Last night on Countdown with Keith Olbermann spent 7 minutes elaborating on a concept first REPORTED here at Daily Kos in a RecList diary last Friday- Although Olbermann did not cite the diary, it was a near-perfect paraphrase:
- In 2002, The Department of Justice OLC found that waterboarding is harmless ("No water enters the lungs").
- The waterboarding actually used on detainees fit the 2002 OLC definition of torture. (It causes spasms of the lungs, requiring medical intervention to prevent death)
- When the 2002 memos were rescinded, the OLC simply redefined torture to allow the waterboarding that fit the previous definition of torture.
(They mandated that a medical doctor with surgical tools be present during waterboarding to prevent death.)
The circumstances surrounding the legal approval of waterboarding are shameful. Marcy Wheeler is currently doing incredible work to show that the Bush Administration designed the torture program without any legal input. After initial implementation, the DOD and CIA went to the OLC to get the green light.

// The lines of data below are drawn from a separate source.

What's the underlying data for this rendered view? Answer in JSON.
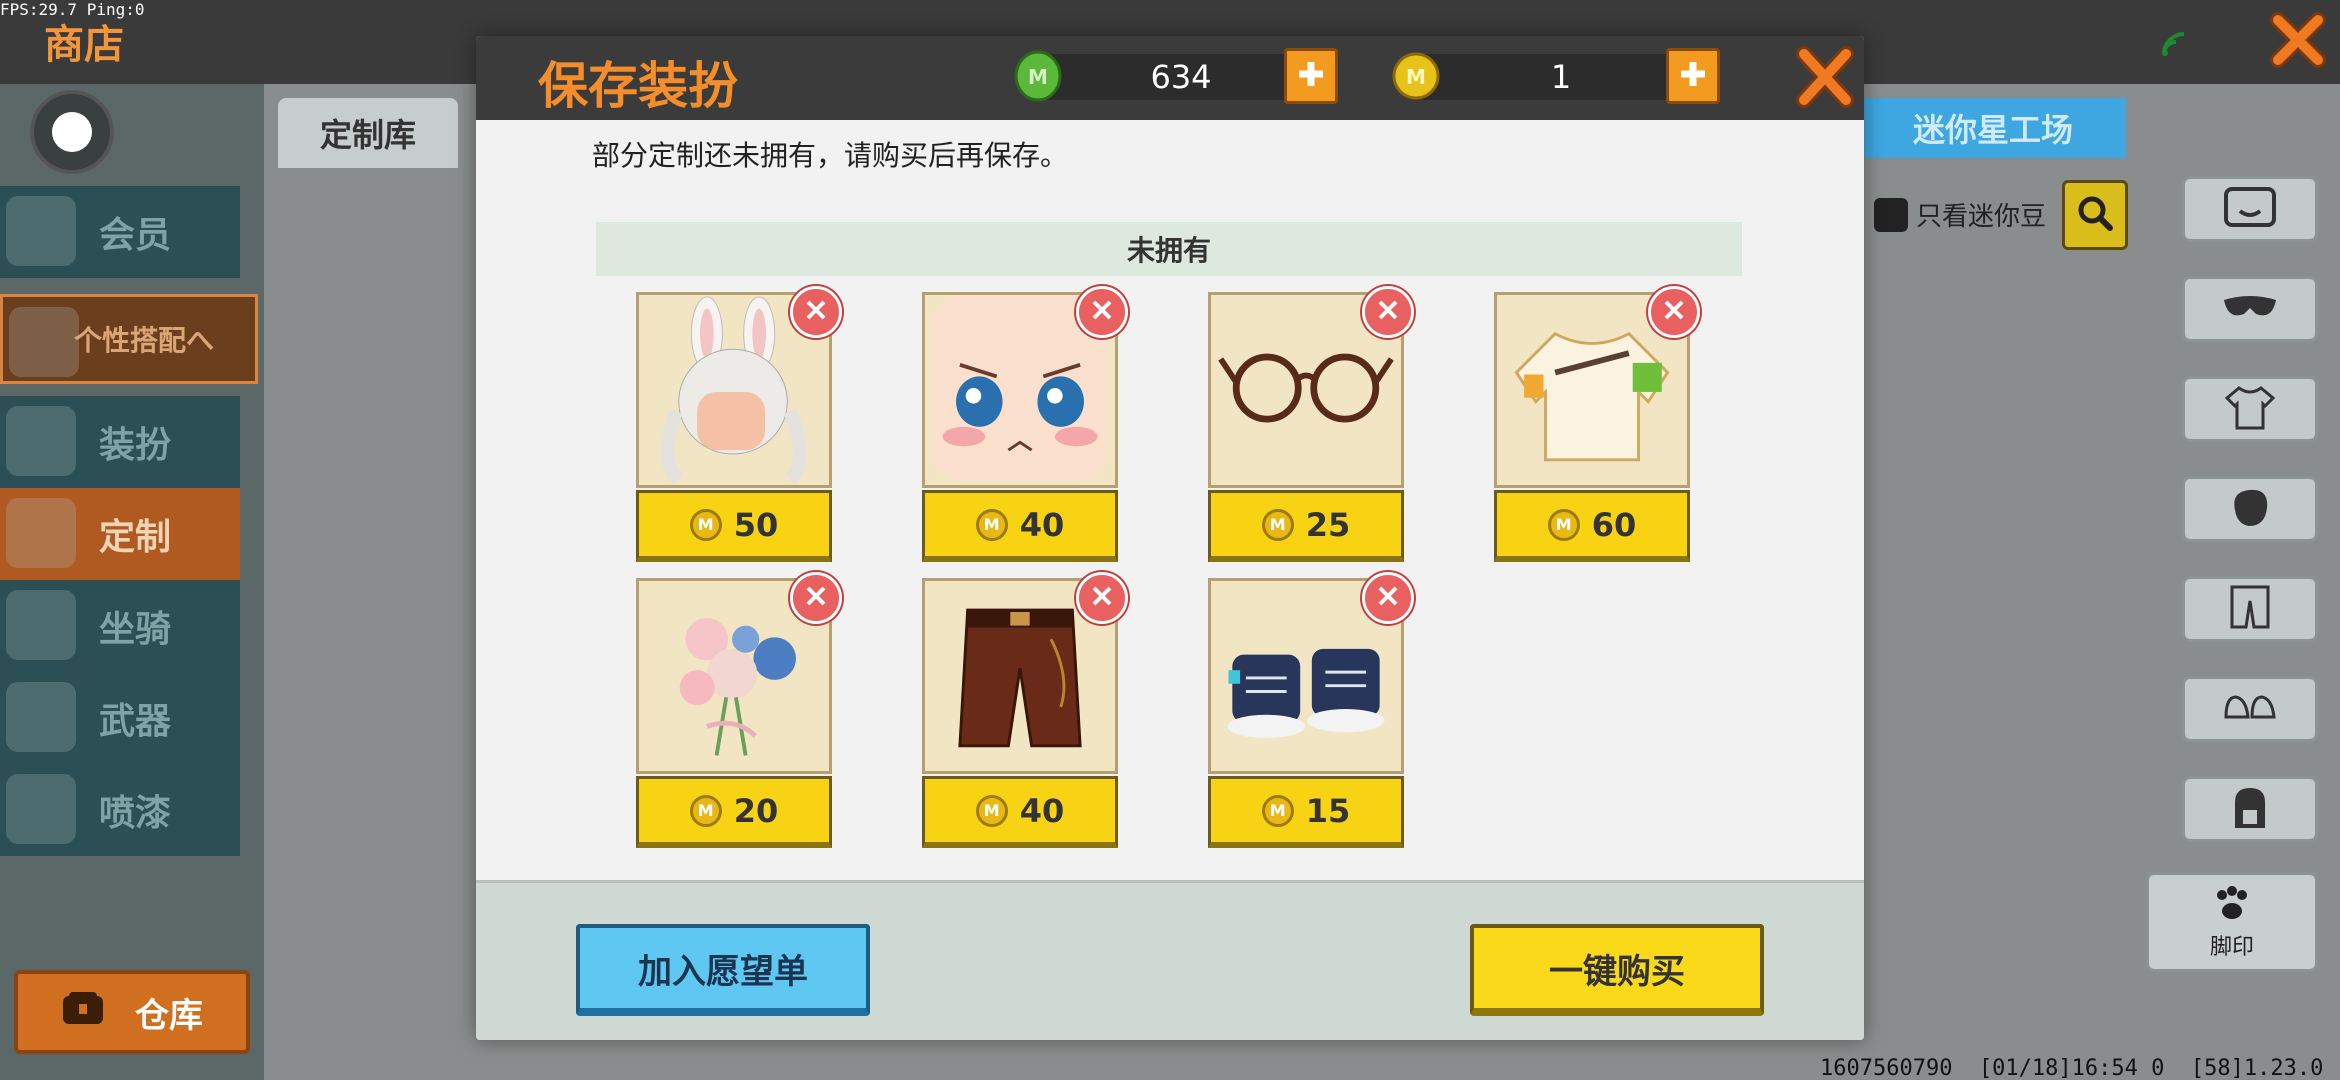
{
  "debug": {
    "fps_ping": "FPS:29.7  Ping:0",
    "footer": "1607560790  [01/18]16:54 0  [58]1.23.0"
  },
  "header": {
    "shop_title": "商店"
  },
  "sidebar": {
    "items": [
      {
        "label": "会员",
        "icon": "vip-icon"
      },
      {
        "label": "个性搭配へ",
        "icon": "trophy-icon"
      },
      {
        "label": "装扮",
        "icon": "shirt-icon"
      },
      {
        "label": "定制",
        "icon": "pencil-icon"
      },
      {
        "label": "坐骑",
        "icon": "mount-icon"
      },
      {
        "label": "武器",
        "icon": "gun-icon"
      },
      {
        "label": "喷漆",
        "icon": "spray-icon"
      }
    ],
    "warehouse_label": "仓库"
  },
  "background": {
    "tab_custom": "定制库",
    "tab_mini": "迷你星工场",
    "only_mini_label": "只看迷你豆",
    "footprint_label": "脚印"
  },
  "modal": {
    "title": "保存装扮",
    "gems": "634",
    "coins": "1",
    "notice": "部分定制还未拥有，请购买后再保存。",
    "section_title": "未拥有",
    "items": [
      {
        "name": "bunny-ear-hair",
        "price": "50"
      },
      {
        "name": "blushing-face",
        "price": "40"
      },
      {
        "name": "round-glasses",
        "price": "25"
      },
      {
        "name": "white-jacket",
        "price": "60"
      },
      {
        "name": "flower-bouquet",
        "price": "20"
      },
      {
        "name": "brown-pants",
        "price": "40"
      },
      {
        "name": "sneakers",
        "price": "15"
      }
    ],
    "wishlist_label": "加入愿望单",
    "buy_all_label": "一键购买"
  },
  "colors": {
    "accent_orange": "#f58e2a",
    "price_yellow": "#f8d313",
    "wishlist_blue": "#5ec8f3",
    "remove_red": "#e8605f"
  }
}
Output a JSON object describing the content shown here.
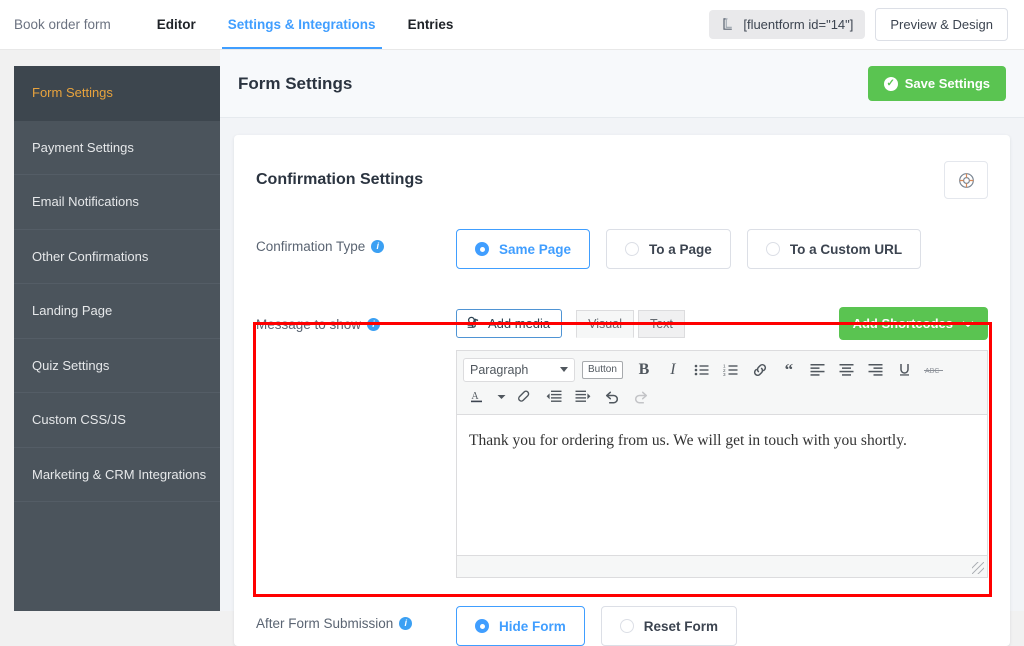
{
  "topbar": {
    "form_name": "Book order form",
    "nav": [
      {
        "label": "Editor",
        "state": "default"
      },
      {
        "label": "Settings & Integrations",
        "state": "active"
      },
      {
        "label": "Entries",
        "state": "default"
      }
    ],
    "shortcode_pill": "[fluentform id=\"14\"]",
    "preview_button": "Preview & Design"
  },
  "sidebar": {
    "items": [
      {
        "label": "Form Settings",
        "active": true
      },
      {
        "label": "Payment Settings",
        "active": false
      },
      {
        "label": "Email Notifications",
        "active": false
      },
      {
        "label": "Other Confirmations",
        "active": false
      },
      {
        "label": "Landing Page",
        "active": false
      },
      {
        "label": "Quiz Settings",
        "active": false
      },
      {
        "label": "Custom CSS/JS",
        "active": false
      },
      {
        "label": "Marketing & CRM Integrations",
        "active": false
      }
    ]
  },
  "main": {
    "page_title": "Form Settings",
    "save_button": "Save Settings",
    "card_title": "Confirmation Settings",
    "help_icon": "lifebuoy-icon",
    "confirmation_type": {
      "label": "Confirmation Type",
      "options": [
        {
          "label": "Same Page",
          "selected": true
        },
        {
          "label": "To a Page",
          "selected": false
        },
        {
          "label": "To a Custom URL",
          "selected": false
        }
      ]
    },
    "message_to_show": {
      "label": "Message to show",
      "add_media_button": "Add media",
      "editor_tabs": [
        {
          "label": "Visual",
          "active": true
        },
        {
          "label": "Text",
          "active": false
        }
      ],
      "add_shortcodes_button": "Add Shortcodes",
      "toolbar": {
        "format_select": "Paragraph",
        "button_chip": "Button",
        "row1_icons": [
          "bold-icon",
          "italic-icon",
          "bulleted-list-icon",
          "numbered-list-icon",
          "link-icon",
          "blockquote-icon",
          "align-left-icon",
          "align-center-icon",
          "align-right-icon",
          "underline-icon",
          "strikethrough-icon"
        ],
        "row2_icons": [
          "text-color-icon",
          "text-color-caret-icon",
          "clear-formatting-icon",
          "decrease-indent-icon",
          "increase-indent-icon",
          "undo-icon",
          "redo-icon"
        ]
      },
      "content": "Thank you for ordering from us. We will get in touch with you shortly."
    },
    "after_form_submission": {
      "label": "After Form Submission",
      "options": [
        {
          "label": "Hide Form",
          "selected": true
        },
        {
          "label": "Reset Form",
          "selected": false
        }
      ]
    }
  },
  "colors": {
    "accent_blue": "#409eff",
    "green": "#5ac451",
    "sidebar_bg": "#4b545c",
    "sidebar_active_text": "#e8a33d",
    "highlight_red": "#ff0000"
  }
}
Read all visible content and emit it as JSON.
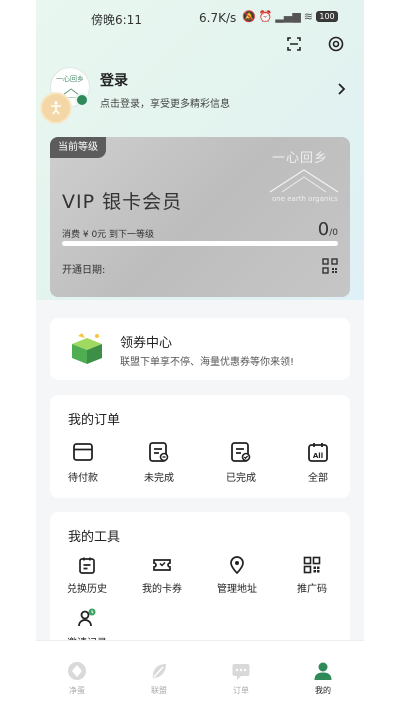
{
  "status": {
    "time": "傍晚6:11",
    "net": "6.7K/s",
    "battery": "100"
  },
  "profile": {
    "title": "登录",
    "subtitle": "点击登录，享受更多精彩信息",
    "avatar_text": "一心回乡"
  },
  "vip": {
    "tag": "当前等级",
    "brand": "一心回乡",
    "brand_en": "one earth organics",
    "title": "VIP 银卡会员",
    "consume": "消费 ¥ 0元 到下一等级",
    "count": "0",
    "count_total": "/0",
    "progress": 0,
    "open_date_label": "开通日期:"
  },
  "coupon": {
    "title": "领券中心",
    "subtitle": "联盟下单享不停、海量优惠券等你来领!"
  },
  "orders": {
    "title": "我的订单",
    "items": [
      {
        "label": "待付款",
        "icon": "card-icon"
      },
      {
        "label": "未完成",
        "icon": "doc-pending-icon"
      },
      {
        "label": "已完成",
        "icon": "doc-done-icon"
      },
      {
        "label": "全部",
        "icon": "calendar-all-icon"
      }
    ]
  },
  "tools": {
    "title": "我的工具",
    "items": [
      {
        "label": "兑换历史",
        "icon": "clipboard-icon"
      },
      {
        "label": "我的卡券",
        "icon": "ticket-icon"
      },
      {
        "label": "管理地址",
        "icon": "location-icon"
      },
      {
        "label": "推广码",
        "icon": "qrcode-icon"
      },
      {
        "label": "邀请记录",
        "icon": "user-clock-icon"
      }
    ]
  },
  "nav": [
    {
      "label": "净蛋",
      "active": false
    },
    {
      "label": "联盟",
      "active": false
    },
    {
      "label": "订单",
      "active": false
    },
    {
      "label": "我的",
      "active": true
    }
  ],
  "colors": {
    "accent": "#2f8a58",
    "vip_card": "#c4c4c4"
  }
}
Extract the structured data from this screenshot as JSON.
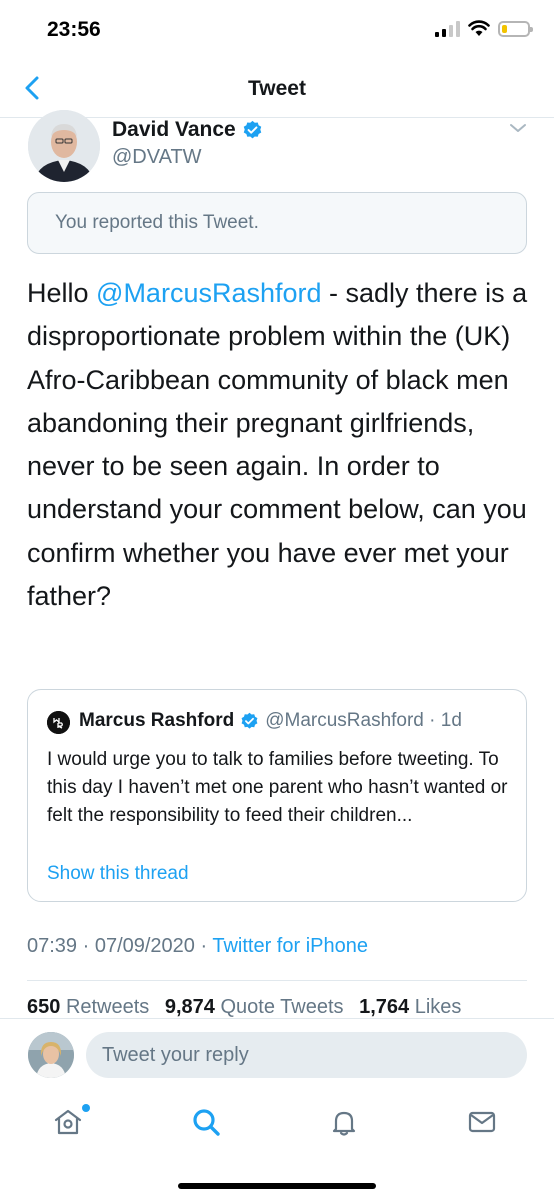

It is now evident that the CIA and OLC worked together to put together a fairy tale about how waterboarding was "harmless", which allowed John Yoo and Jay Bybee at the OLC to give the green light.
But in truth, waterboarding was anything but harmless, and it is now evident from reading the recently released "2005 Bradbury Memo" that at least one detainee, Abu Zubaydah and/or alleged Cole mastermind al-Nashiri, was waterboarded to the point of near death.
Since in 2002, Yoo and Bybee had defined TORTURE as any technique that is "likely to result in permanent and serious physical damage in the absence of immediate medical treatment" (See ""2002 Torture Definition Memo" (PDF)"), the CIA was stuck with the unfortunate fact that their real-world waterboarding was in fact, TORTURE.
So instead of stopping TORTURE, they just changed the definition and required a doctor with surgical tools to be present in the room where waterboarding took place (See "2005 Bradbury Memo"):
...a detainee could suffer spasms of the larynx that would prevent him from breathing even when the application of water is stopped and the detainee is returned to an upright position. In the event of such spasms, a qualified physician would immediately intervene to address the problem, and, if necessary, the intervening physician would perform a tracheotomy.... we are informed that the necessary emergency medical equipment is always present- although not visible to the detainee- during any application of the waterboard.
A tracheotomy is a surgery in which a physician cuts into a patient's neck, slicing through the skin and into the airway (trachea). Then a tube is inserted into the hole to provide an airway to the lungs. A Tracheotomy Kit is a collection of surgical tools to complete this emergency operation:
Watch Olbermann and Jonathan Turley hammer the concepts home in this Countdown Segment (which I am too technologically inept to imbed (Where's Jed?)):
My apologies to Keith OLBERMANN and readers for misspelling Mr. Olbermann's name in the title and text of earlier versions of the diary. It was not intentional. I hope my corrections will keep readers from being distracted from the point that we "did it here first." dKos is helping drive the media!
Again, I am sorry for the mistakes.